Janesville City Council sends ordinance back
Bruce Dennis, historic commission chairman, suggested the city's historic and plan commissions meet and hopefully iron out their differences.
The historic commission asked that an overlay district that exists in the Courthouse Hill Historic District be used downtown. The overlay allows the commission to deny exterior changes to buildings that require permits. It includes an appeal process that sends property owners to the plan commission and then to the city council.
The plan commission suggested the historic commission be asked to review exterior work but not have the power to deny it.
The goal of an overlay district is to preserve and protect an area's historic architectural elements. It assures all property owners within the district that others will protect their properties, proponents say.
James Dumke, commission member, said some property owners talk about the ordinance taking away their rights.
"This council regulates the use of property constantly" through zoning and other regulations, he said.
Rich Fletcher, a former historic commission member, said those who buy historic buildings must be stewards for them.
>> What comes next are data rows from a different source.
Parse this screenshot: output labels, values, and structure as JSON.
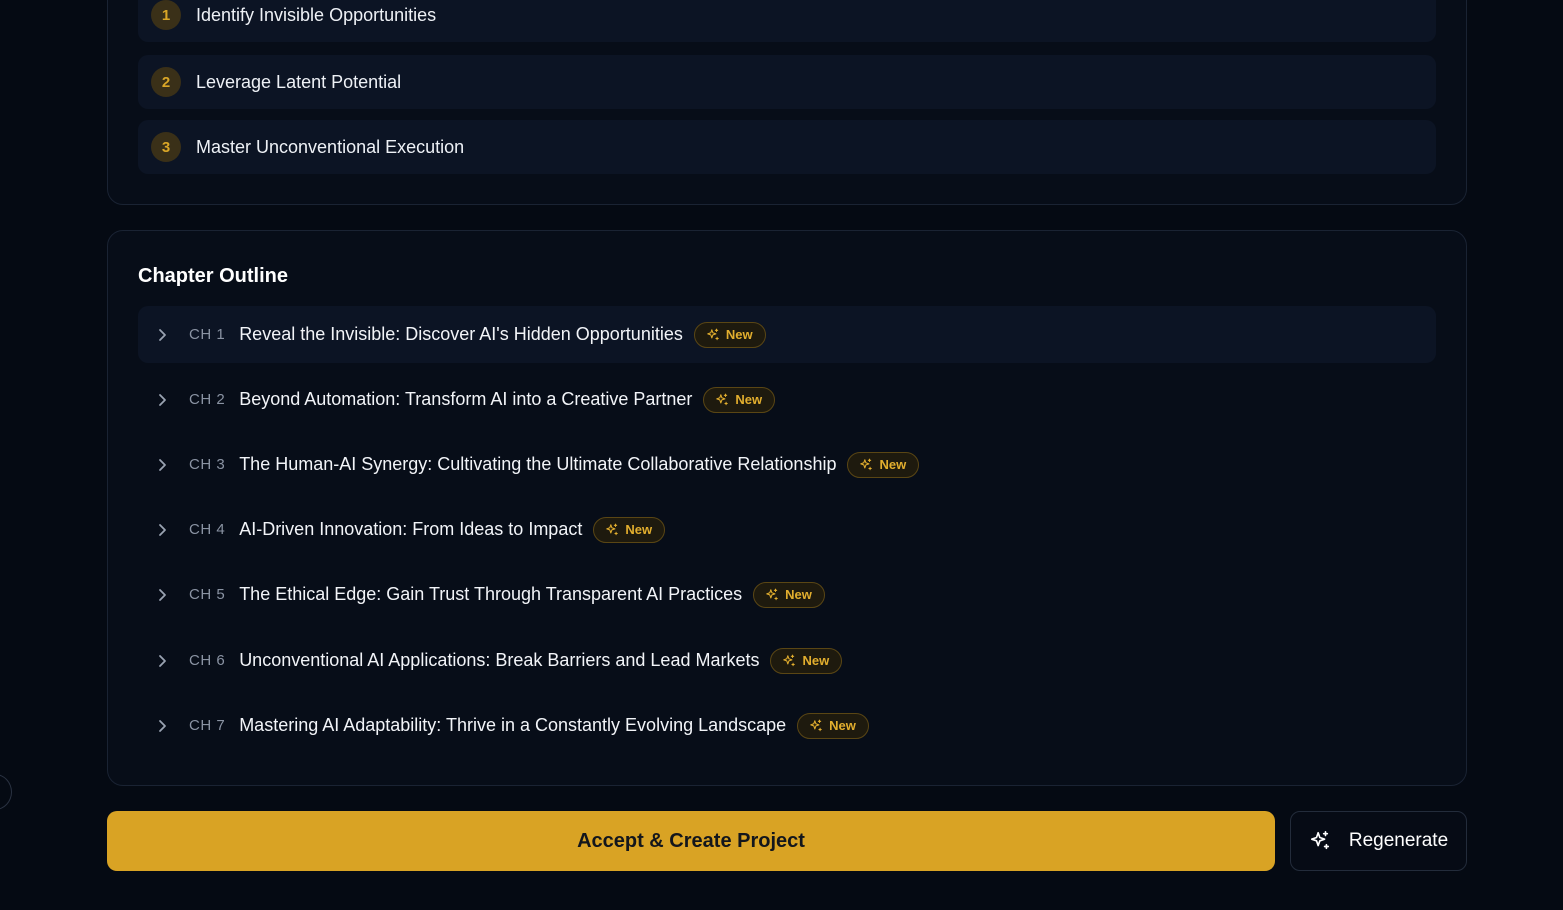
{
  "outcomes": [
    {
      "number": "1",
      "text": "Identify Invisible Opportunities"
    },
    {
      "number": "2",
      "text": "Leverage Latent Potential"
    },
    {
      "number": "3",
      "text": "Master Unconventional Execution"
    }
  ],
  "outline": {
    "title": "Chapter Outline",
    "badge_label": "New",
    "chapters": [
      {
        "label": "CH 1",
        "title": "Reveal the Invisible: Discover AI's Hidden Opportunities",
        "badge": "New"
      },
      {
        "label": "CH 2",
        "title": "Beyond Automation: Transform AI into a Creative Partner",
        "badge": "New"
      },
      {
        "label": "CH 3",
        "title": "The Human-AI Synergy: Cultivating the Ultimate Collaborative Relationship",
        "badge": "New"
      },
      {
        "label": "CH 4",
        "title": "AI-Driven Innovation: From Ideas to Impact",
        "badge": "New"
      },
      {
        "label": "CH 5",
        "title": "The Ethical Edge: Gain Trust Through Transparent AI Practices",
        "badge": "New"
      },
      {
        "label": "CH 6",
        "title": "Unconventional AI Applications: Break Barriers and Lead Markets",
        "badge": "New"
      },
      {
        "label": "CH 7",
        "title": "Mastering AI Adaptability: Thrive in a Constantly Evolving Landscape",
        "badge": "New"
      }
    ]
  },
  "actions": {
    "accept_label": "Accept & Create Project",
    "regenerate_label": "Regenerate"
  },
  "icons": {
    "chevron": "chevron-right-icon",
    "badge": "sparkles-icon",
    "regenerate": "sparkles-icon"
  },
  "colors": {
    "accent": "#d9a324",
    "background": "#050a13",
    "badge_text": "#e2ae2e"
  }
}
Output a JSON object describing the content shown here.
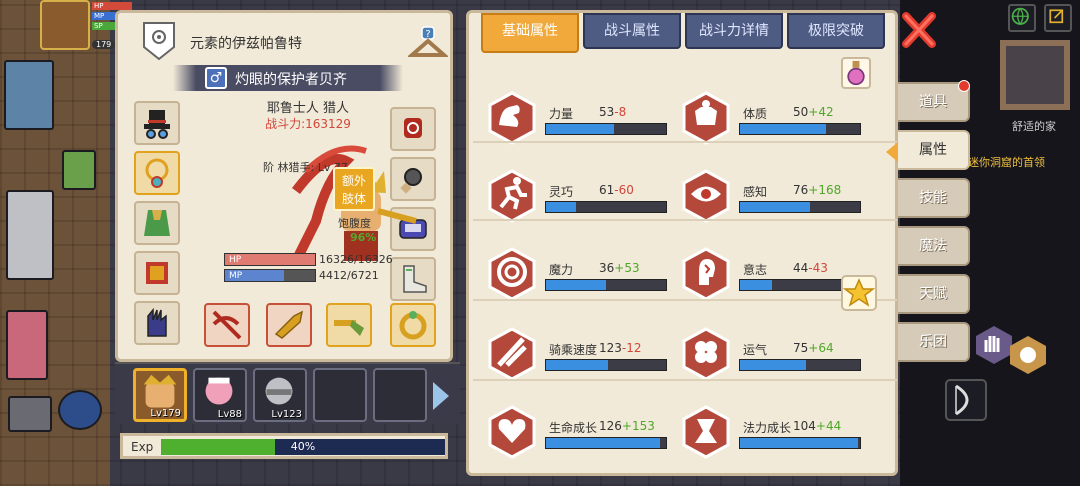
{
  "hud": {
    "player_level": "179",
    "bar_labels": [
      "HP",
      "MP",
      "SP"
    ]
  },
  "character": {
    "title": "元素的伊兹帕鲁特",
    "gender_symbol": "♂",
    "name": "灼眼的保护者贝齐",
    "class_line": "耶鲁士人 猎人",
    "power_line": "战斗力:163129",
    "sub_class": "阶 林猎手: Lv 77",
    "extra_limb_label": "额外\n肢体",
    "satiety_label": "饱腹度",
    "satiety_value": "96%",
    "hp": {
      "label": "HP",
      "value": "16326/16326",
      "fill": 1.0
    },
    "mp": {
      "label": "MP",
      "value": "4412/6721",
      "fill": 0.66
    }
  },
  "pets": [
    {
      "level": "Lv179",
      "active": true
    },
    {
      "level": "Lv88",
      "active": false
    },
    {
      "level": "Lv123",
      "active": false
    },
    {
      "level": "",
      "active": false
    },
    {
      "level": "",
      "active": false
    }
  ],
  "exp": {
    "label": "Exp",
    "percent_text": "40%",
    "fill": 0.4
  },
  "tabs": [
    "基础属性",
    "战斗属性",
    "战斗力详情",
    "极限突破"
  ],
  "attributes": [
    {
      "name": "力量",
      "base": "53",
      "mod": "-8",
      "mod_type": "down",
      "fill": 0.57,
      "icon": "strength-arm-icon"
    },
    {
      "name": "体质",
      "base": "50",
      "mod": "+42",
      "mod_type": "up",
      "fill": 0.72,
      "icon": "constitution-body-icon"
    },
    {
      "name": "灵巧",
      "base": "61",
      "mod": "-60",
      "mod_type": "down",
      "fill": 0.25,
      "icon": "agility-runner-icon"
    },
    {
      "name": "感知",
      "base": "76",
      "mod": "+168",
      "mod_type": "up",
      "fill": 0.58,
      "icon": "perception-eye-icon"
    },
    {
      "name": "魔力",
      "base": "36",
      "mod": "+53",
      "mod_type": "up",
      "fill": 0.5,
      "icon": "magic-spiral-icon"
    },
    {
      "name": "意志",
      "base": "44",
      "mod": "-43",
      "mod_type": "down",
      "fill": 0.27,
      "icon": "will-head-icon"
    },
    {
      "name": "骑乘速度",
      "base": "123",
      "mod": "-12",
      "mod_type": "down",
      "fill": 0.52,
      "icon": "riding-speed-icon"
    },
    {
      "name": "运气",
      "base": "75",
      "mod": "+64",
      "mod_type": "up",
      "fill": 0.55,
      "icon": "luck-clover-icon"
    },
    {
      "name": "生命成长",
      "base": "126",
      "mod": "+153",
      "mod_type": "up",
      "fill": 0.95,
      "icon": "life-growth-heart-icon"
    },
    {
      "name": "法力成长",
      "base": "104",
      "mod": "+44",
      "mod_type": "up",
      "fill": 0.98,
      "icon": "mana-growth-icon"
    }
  ],
  "side_menu": [
    "道具",
    "属性",
    "技能",
    "魔法",
    "天赋",
    "乐团"
  ],
  "minimap": {
    "label": "舒适的家"
  },
  "quest_text": "迷你洞窟的首领",
  "colors": {
    "accent": "#f0a93a",
    "tab": "#4e5b82",
    "bar_blue": "#3b8fe0",
    "up": "#4fa72a",
    "down": "#d2463a",
    "badge_red": "#c0392b"
  }
}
He said it was a "deplorable act for the owners of 115 E. Court St. to demolish a historic building for no other reason than they feared a heavy hand of government."
Fletcher was referring to Terry Donaldson, Norm Weitzel and Fred Fox, who days ago tore down a historic building in anticipation the district ordinance would pass. Donaldson said he preferred the spot as a parking lot.
Nancy Johnson said the owners of the Brennan Steil law firm, 1 E. Milwaukee St., don't believe downtown property owners should have their rights "modified."
"This is a really bad economic time to be putting more restrictions on business owners," she said.
In other business Monday, the Janesville City Council:
-- Waived half the special event fees for Family Fun Fest, sponsored by Partners in Prevention.
The council just last year set policy requiring all organizations to pay fees except some specifically named in the policy. The council did so because more and more organizations asked the city to waive fees.
But the city must still pay the costs of equipment and labor, and waiving fees puts those costs on the backs of taxpayers. Now, the council appears to be going that route again, with the majority agreeing to waive an event fee of $120 and a $60 pavilion reservation fee. Partners in Prevention still must pay an equipment fee of $173.
Councilman Russ Steeber was the lone vote against waiving half of the fees and preferred instead to waive all of them.
-- Voted unanimously to allow Sneakers Sports Bar & Grill, 1221 Woodman Road, to install lights for outside volleyball. The council did, however, not approve a request to allow volleyball to be played until 10 p.m. Games will continue to be cut off at 9 p.m.
Several neighbors had complained because they worried about the lights and the disruption.